-- Task data follows --

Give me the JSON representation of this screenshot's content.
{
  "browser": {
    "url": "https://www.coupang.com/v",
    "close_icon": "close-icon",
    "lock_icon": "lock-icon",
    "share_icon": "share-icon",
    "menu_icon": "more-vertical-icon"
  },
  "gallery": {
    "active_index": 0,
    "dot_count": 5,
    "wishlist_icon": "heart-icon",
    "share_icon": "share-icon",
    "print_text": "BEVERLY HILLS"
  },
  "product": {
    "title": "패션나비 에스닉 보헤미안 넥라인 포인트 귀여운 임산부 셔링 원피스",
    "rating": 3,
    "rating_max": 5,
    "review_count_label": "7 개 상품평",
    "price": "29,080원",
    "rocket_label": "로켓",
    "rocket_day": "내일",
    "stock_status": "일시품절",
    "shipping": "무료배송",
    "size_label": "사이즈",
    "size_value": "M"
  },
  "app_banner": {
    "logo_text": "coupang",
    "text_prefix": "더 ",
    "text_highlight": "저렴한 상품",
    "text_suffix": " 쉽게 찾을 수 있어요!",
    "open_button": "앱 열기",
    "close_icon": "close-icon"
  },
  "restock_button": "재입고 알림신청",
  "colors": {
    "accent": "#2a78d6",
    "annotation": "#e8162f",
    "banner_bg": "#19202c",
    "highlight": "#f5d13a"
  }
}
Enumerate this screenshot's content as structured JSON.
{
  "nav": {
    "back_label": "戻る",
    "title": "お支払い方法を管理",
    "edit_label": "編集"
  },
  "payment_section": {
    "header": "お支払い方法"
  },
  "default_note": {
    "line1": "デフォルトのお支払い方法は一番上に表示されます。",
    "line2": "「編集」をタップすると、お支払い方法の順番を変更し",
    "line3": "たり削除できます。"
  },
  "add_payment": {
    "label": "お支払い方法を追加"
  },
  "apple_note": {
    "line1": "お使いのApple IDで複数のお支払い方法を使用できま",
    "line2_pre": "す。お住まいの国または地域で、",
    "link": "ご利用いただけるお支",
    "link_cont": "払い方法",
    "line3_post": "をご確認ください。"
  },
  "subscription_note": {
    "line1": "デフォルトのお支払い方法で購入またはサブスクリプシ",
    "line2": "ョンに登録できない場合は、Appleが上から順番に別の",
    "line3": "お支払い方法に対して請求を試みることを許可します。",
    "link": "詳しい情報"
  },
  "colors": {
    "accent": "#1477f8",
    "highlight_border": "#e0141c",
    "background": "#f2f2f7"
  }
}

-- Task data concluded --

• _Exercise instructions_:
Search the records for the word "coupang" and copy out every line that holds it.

• _Exercise solution_:
    "url": "https://www.coupang.com/v",
    "logo_text": "coupang",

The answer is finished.